WORK INSTRUCTION:
An exact reprint of the listing is required, with no pictures included.

PROVIDED RECORDS:
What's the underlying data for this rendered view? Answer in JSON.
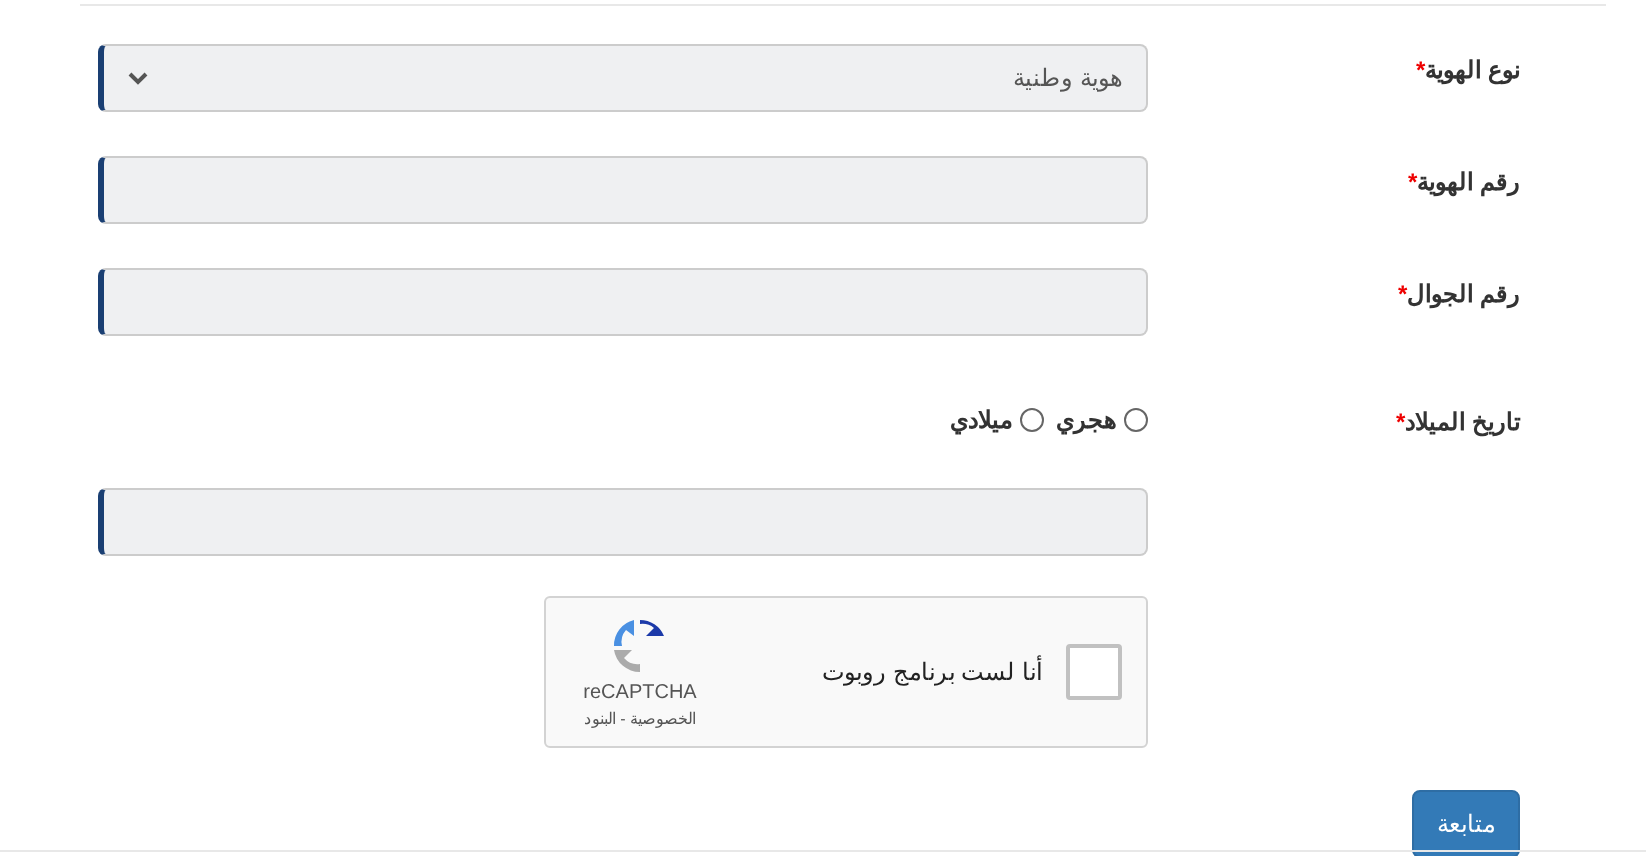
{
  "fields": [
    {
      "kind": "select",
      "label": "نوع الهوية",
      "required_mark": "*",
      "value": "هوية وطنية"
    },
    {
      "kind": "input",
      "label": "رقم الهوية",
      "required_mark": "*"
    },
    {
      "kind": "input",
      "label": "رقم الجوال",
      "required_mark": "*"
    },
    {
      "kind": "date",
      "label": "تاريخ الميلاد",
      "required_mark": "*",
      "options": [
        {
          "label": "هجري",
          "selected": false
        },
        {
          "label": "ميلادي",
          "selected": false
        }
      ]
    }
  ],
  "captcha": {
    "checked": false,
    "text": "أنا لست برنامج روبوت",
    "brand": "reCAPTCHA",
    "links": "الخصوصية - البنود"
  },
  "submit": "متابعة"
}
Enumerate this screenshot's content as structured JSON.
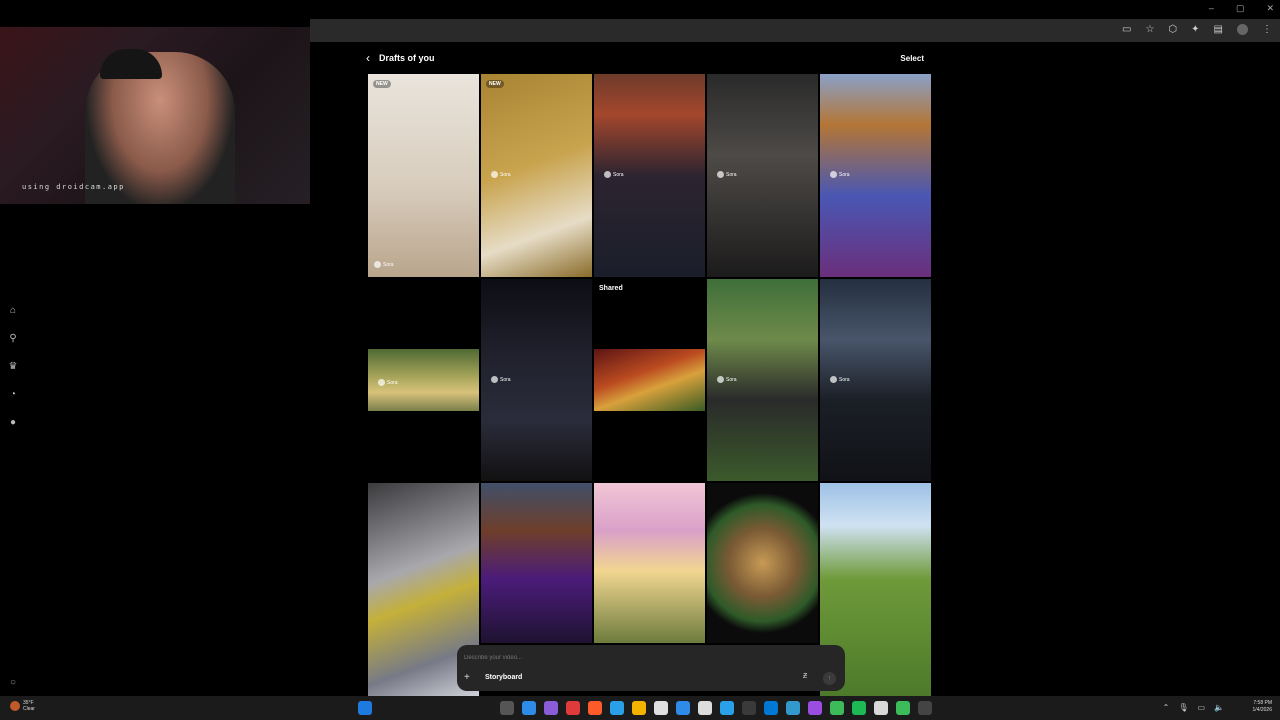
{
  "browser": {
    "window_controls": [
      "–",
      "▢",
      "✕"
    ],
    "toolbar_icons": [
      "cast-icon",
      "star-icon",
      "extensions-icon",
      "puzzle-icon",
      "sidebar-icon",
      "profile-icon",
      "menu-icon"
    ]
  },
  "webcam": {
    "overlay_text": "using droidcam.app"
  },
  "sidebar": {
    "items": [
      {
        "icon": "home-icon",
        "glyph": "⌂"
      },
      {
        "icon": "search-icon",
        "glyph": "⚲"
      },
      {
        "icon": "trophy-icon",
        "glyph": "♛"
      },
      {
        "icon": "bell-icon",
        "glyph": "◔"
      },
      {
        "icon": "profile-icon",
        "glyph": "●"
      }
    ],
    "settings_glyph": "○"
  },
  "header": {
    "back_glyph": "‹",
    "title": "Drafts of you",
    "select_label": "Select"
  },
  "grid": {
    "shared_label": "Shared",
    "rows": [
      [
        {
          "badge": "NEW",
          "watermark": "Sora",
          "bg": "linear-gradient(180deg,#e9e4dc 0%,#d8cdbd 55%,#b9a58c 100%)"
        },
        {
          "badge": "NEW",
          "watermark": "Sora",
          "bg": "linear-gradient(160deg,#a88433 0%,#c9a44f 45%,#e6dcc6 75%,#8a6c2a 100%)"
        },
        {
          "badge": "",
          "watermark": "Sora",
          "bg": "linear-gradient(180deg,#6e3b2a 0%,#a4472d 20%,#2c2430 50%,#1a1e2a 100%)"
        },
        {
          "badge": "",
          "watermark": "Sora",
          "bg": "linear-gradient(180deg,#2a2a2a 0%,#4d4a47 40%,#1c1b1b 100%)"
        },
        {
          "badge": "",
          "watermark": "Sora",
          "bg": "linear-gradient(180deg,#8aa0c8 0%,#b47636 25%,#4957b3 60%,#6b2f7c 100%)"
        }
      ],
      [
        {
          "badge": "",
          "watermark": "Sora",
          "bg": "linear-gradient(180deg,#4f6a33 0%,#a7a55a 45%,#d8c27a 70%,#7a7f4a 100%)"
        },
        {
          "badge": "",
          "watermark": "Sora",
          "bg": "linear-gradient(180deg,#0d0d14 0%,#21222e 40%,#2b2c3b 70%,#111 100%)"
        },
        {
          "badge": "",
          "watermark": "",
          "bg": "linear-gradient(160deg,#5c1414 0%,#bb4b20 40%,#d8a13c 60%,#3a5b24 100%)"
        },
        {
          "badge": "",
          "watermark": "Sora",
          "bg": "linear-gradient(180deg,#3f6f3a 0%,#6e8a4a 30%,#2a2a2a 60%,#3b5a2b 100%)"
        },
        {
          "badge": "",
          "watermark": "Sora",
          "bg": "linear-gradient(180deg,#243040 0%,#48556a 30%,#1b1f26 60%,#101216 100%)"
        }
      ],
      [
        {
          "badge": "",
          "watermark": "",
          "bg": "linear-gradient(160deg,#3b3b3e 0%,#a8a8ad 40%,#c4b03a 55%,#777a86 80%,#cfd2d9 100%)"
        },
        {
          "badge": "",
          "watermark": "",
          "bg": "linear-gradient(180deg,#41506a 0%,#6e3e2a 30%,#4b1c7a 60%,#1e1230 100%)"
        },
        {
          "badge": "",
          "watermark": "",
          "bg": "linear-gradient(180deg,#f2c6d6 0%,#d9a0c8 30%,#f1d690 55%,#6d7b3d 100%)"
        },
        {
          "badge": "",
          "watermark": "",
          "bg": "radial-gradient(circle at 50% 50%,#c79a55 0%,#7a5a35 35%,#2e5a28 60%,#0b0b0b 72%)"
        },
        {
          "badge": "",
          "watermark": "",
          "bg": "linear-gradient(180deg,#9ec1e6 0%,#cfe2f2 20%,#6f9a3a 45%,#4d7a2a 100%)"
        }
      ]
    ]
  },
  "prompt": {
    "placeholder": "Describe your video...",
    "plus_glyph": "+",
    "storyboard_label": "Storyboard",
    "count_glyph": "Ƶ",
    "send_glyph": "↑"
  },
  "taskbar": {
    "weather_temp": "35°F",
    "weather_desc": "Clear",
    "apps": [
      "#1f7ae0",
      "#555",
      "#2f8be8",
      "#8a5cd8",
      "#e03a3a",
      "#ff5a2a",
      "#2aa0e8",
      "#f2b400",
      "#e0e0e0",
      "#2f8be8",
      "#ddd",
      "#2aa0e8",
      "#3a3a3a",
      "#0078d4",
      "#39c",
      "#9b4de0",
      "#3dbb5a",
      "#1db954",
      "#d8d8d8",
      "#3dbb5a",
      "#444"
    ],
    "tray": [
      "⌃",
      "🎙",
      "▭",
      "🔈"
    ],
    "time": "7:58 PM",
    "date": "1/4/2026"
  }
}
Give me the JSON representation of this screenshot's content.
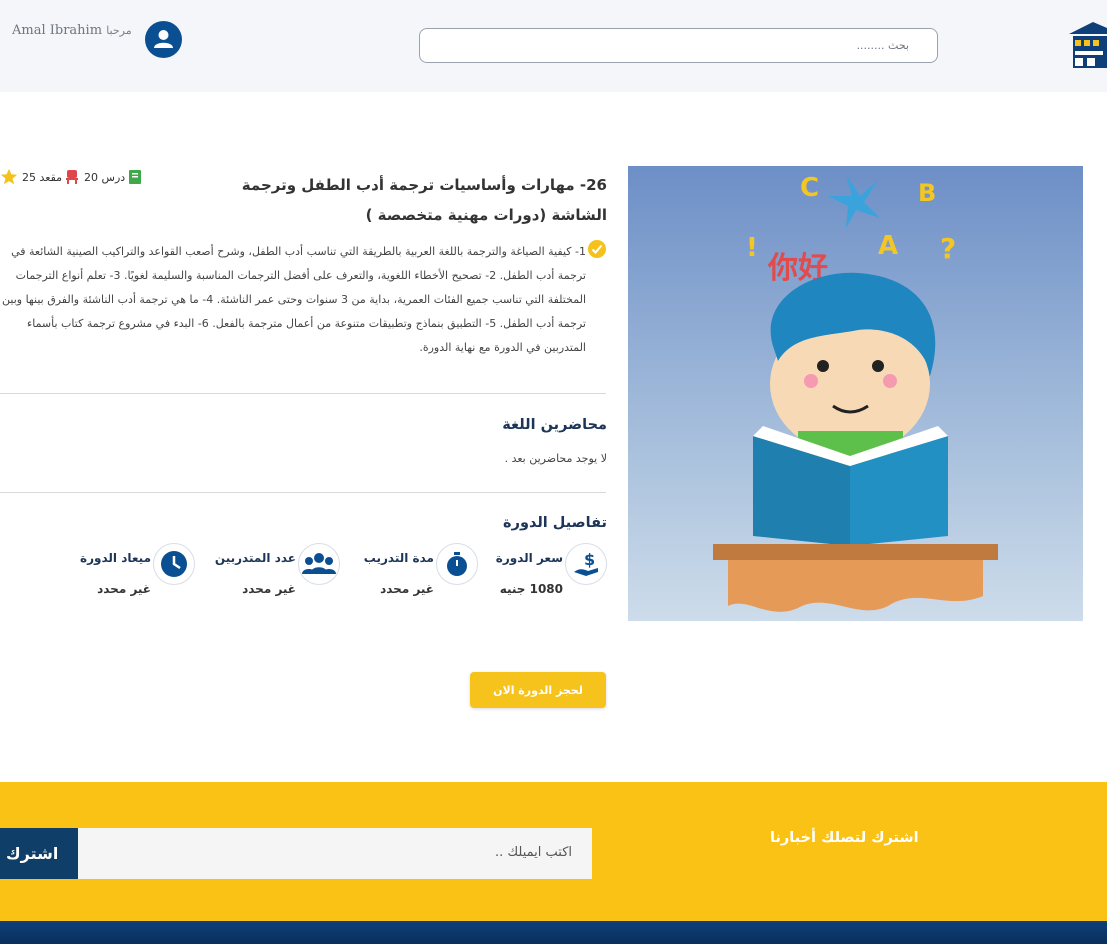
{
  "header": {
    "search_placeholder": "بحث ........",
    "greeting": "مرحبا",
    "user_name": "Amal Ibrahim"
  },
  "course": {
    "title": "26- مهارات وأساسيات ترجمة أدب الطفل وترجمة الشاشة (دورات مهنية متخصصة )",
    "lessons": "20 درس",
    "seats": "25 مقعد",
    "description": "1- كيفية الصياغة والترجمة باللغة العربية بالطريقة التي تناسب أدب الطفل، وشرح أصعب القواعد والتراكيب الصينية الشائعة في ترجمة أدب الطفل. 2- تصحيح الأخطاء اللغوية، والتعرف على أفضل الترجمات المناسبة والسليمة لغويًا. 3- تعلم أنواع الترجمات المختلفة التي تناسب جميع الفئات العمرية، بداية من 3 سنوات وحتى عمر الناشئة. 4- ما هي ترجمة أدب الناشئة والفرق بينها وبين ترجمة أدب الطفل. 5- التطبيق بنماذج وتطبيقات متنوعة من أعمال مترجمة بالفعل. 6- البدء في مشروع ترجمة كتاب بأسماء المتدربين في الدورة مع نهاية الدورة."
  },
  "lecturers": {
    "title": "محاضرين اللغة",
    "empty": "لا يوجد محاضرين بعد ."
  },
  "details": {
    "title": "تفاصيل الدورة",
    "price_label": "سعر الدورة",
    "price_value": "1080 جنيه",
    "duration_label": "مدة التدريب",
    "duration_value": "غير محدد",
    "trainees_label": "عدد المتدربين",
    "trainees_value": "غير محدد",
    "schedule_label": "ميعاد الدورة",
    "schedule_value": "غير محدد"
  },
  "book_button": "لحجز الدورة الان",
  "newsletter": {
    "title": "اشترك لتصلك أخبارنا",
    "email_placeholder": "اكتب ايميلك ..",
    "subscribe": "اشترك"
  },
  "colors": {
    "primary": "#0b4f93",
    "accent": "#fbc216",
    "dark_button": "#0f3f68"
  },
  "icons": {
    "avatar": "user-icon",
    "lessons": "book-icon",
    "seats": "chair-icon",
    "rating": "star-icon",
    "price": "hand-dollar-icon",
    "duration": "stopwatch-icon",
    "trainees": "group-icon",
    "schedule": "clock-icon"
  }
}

WORKED SOLUTION:
What's the underlying data for this rendered view? Answer in JSON.
{
  "fields": [
    {
      "kind": "select",
      "label": "نوع الهوية",
      "required_mark": "*",
      "value": "هوية وطنية"
    },
    {
      "kind": "input",
      "label": "رقم الهوية",
      "required_mark": "*"
    },
    {
      "kind": "input",
      "label": "رقم الجوال",
      "required_mark": "*"
    },
    {
      "kind": "date",
      "label": "تاريخ الميلاد",
      "required_mark": "*",
      "options": [
        {
          "label": "هجري",
          "selected": false
        },
        {
          "label": "ميلادي",
          "selected": false
        }
      ]
    }
  ],
  "captcha": {
    "checked": false,
    "text": "أنا لست برنامج روبوت",
    "brand": "reCAPTCHA",
    "links": "الخصوصية - البنود"
  },
  "submit": "متابعة"
}
Enumerate this screenshot's content as structured JSON.
{
  "browser": {
    "window_controls": [
      "–",
      "▢",
      "✕"
    ],
    "toolbar_icons": [
      "cast-icon",
      "star-icon",
      "extensions-icon",
      "puzzle-icon",
      "sidebar-icon",
      "profile-icon",
      "menu-icon"
    ]
  },
  "webcam": {
    "overlay_text": "using droidcam.app"
  },
  "sidebar": {
    "items": [
      {
        "icon": "home-icon",
        "glyph": "⌂"
      },
      {
        "icon": "search-icon",
        "glyph": "⚲"
      },
      {
        "icon": "trophy-icon",
        "glyph": "♛"
      },
      {
        "icon": "bell-icon",
        "glyph": "◔"
      },
      {
        "icon": "profile-icon",
        "glyph": "●"
      }
    ],
    "settings_glyph": "○"
  },
  "header": {
    "back_glyph": "‹",
    "title": "Drafts of you",
    "select_label": "Select"
  },
  "grid": {
    "shared_label": "Shared",
    "rows": [
      [
        {
          "badge": "NEW",
          "watermark": "Sora",
          "bg": "linear-gradient(180deg,#e9e4dc 0%,#d8cdbd 55%,#b9a58c 100%)"
        },
        {
          "badge": "NEW",
          "watermark": "Sora",
          "bg": "linear-gradient(160deg,#a88433 0%,#c9a44f 45%,#e6dcc6 75%,#8a6c2a 100%)"
        },
        {
          "badge": "",
          "watermark": "Sora",
          "bg": "linear-gradient(180deg,#6e3b2a 0%,#a4472d 20%,#2c2430 50%,#1a1e2a 100%)"
        },
        {
          "badge": "",
          "watermark": "Sora",
          "bg": "linear-gradient(180deg,#2a2a2a 0%,#4d4a47 40%,#1c1b1b 100%)"
        },
        {
          "badge": "",
          "watermark": "Sora",
          "bg": "linear-gradient(180deg,#8aa0c8 0%,#b47636 25%,#4957b3 60%,#6b2f7c 100%)"
        }
      ],
      [
        {
          "badge": "",
          "watermark": "Sora",
          "bg": "linear-gradient(180deg,#4f6a33 0%,#a7a55a 45%,#d8c27a 70%,#7a7f4a 100%)"
        },
        {
          "badge": "",
          "watermark": "Sora",
          "bg": "linear-gradient(180deg,#0d0d14 0%,#21222e 40%,#2b2c3b 70%,#111 100%)"
        },
        {
          "badge": "",
          "watermark": "",
          "bg": "linear-gradient(160deg,#5c1414 0%,#bb4b20 40%,#d8a13c 60%,#3a5b24 100%)"
        },
        {
          "badge": "",
          "watermark": "Sora",
          "bg": "linear-gradient(180deg,#3f6f3a 0%,#6e8a4a 30%,#2a2a2a 60%,#3b5a2b 100%)"
        },
        {
          "badge": "",
          "watermark": "Sora",
          "bg": "linear-gradient(180deg,#243040 0%,#48556a 30%,#1b1f26 60%,#101216 100%)"
        }
      ],
      [
        {
          "badge": "",
          "watermark": "",
          "bg": "linear-gradient(160deg,#3b3b3e 0%,#a8a8ad 40%,#c4b03a 55%,#777a86 80%,#cfd2d9 100%)"
        },
        {
          "badge": "",
          "watermark": "",
          "bg": "linear-gradient(180deg,#41506a 0%,#6e3e2a 30%,#4b1c7a 60%,#1e1230 100%)"
        },
        {
          "badge": "",
          "watermark": "",
          "bg": "linear-gradient(180deg,#f2c6d6 0%,#d9a0c8 30%,#f1d690 55%,#6d7b3d 100%)"
        },
        {
          "badge": "",
          "watermark": "",
          "bg": "radial-gradient(circle at 50% 50%,#c79a55 0%,#7a5a35 35%,#2e5a28 60%,#0b0b0b 72%)"
        },
        {
          "badge": "",
          "watermark": "",
          "bg": "linear-gradient(180deg,#9ec1e6 0%,#cfe2f2 20%,#6f9a3a 45%,#4d7a2a 100%)"
        }
      ]
    ]
  },
  "prompt": {
    "placeholder": "Describe your video...",
    "plus_glyph": "+",
    "storyboard_label": "Storyboard",
    "count_glyph": "Ƶ",
    "send_glyph": "↑"
  },
  "taskbar": {
    "weather_temp": "35°F",
    "weather_desc": "Clear",
    "apps": [
      "#1f7ae0",
      "#555",
      "#2f8be8",
      "#8a5cd8",
      "#e03a3a",
      "#ff5a2a",
      "#2aa0e8",
      "#f2b400",
      "#e0e0e0",
      "#2f8be8",
      "#ddd",
      "#2aa0e8",
      "#3a3a3a",
      "#0078d4",
      "#39c",
      "#9b4de0",
      "#3dbb5a",
      "#1db954",
      "#d8d8d8",
      "#3dbb5a",
      "#444"
    ],
    "tray": [
      "⌃",
      "🎙",
      "▭",
      "🔈"
    ],
    "time": "7:58 PM",
    "date": "1/4/2026"
  }
}
Give me the JSON representation of this screenshot's content.
{
  "header": {
    "search_placeholder": "بحث ........",
    "greeting": "مرحبا",
    "user_name": "Amal Ibrahim"
  },
  "course": {
    "title": "26- مهارات وأساسيات ترجمة أدب الطفل وترجمة الشاشة (دورات مهنية متخصصة )",
    "lessons": "20 درس",
    "seats": "25 مقعد",
    "description": "1- كيفية الصياغة والترجمة باللغة العربية بالطريقة التي تناسب أدب الطفل، وشرح أصعب القواعد والتراكيب الصينية الشائعة في ترجمة أدب الطفل. 2- تصحيح الأخطاء اللغوية، والتعرف على أفضل الترجمات المناسبة والسليمة لغويًا. 3- تعلم أنواع الترجمات المختلفة التي تناسب جميع الفئات العمرية، بداية من 3 سنوات وحتى عمر الناشئة. 4- ما هي ترجمة أدب الناشئة والفرق بينها وبين ترجمة أدب الطفل. 5- التطبيق بنماذج وتطبيقات متنوعة من أعمال مترجمة بالفعل. 6- البدء في مشروع ترجمة كتاب بأسماء المتدربين في الدورة مع نهاية الدورة."
  },
  "lecturers": {
    "title": "محاضرين اللغة",
    "empty": "لا يوجد محاضرين بعد ."
  },
  "details": {
    "title": "تفاصيل الدورة",
    "price_label": "سعر الدورة",
    "price_value": "1080 جنيه",
    "duration_label": "مدة التدريب",
    "duration_value": "غير محدد",
    "trainees_label": "عدد المتدربين",
    "trainees_value": "غير محدد",
    "schedule_label": "ميعاد الدورة",
    "schedule_value": "غير محدد"
  },
  "book_button": "لحجز الدورة الان",
  "newsletter": {
    "title": "اشترك لتصلك أخبارنا",
    "email_placeholder": "اكتب ايميلك ..",
    "subscribe": "اشترك"
  },
  "colors": {
    "primary": "#0b4f93",
    "accent": "#fbc216",
    "dark_button": "#0f3f68"
  },
  "icons": {
    "avatar": "user-icon",
    "lessons": "book-icon",
    "seats": "chair-icon",
    "rating": "star-icon",
    "price": "hand-dollar-icon",
    "duration": "stopwatch-icon",
    "trainees": "group-icon",
    "schedule": "clock-icon"
  }
}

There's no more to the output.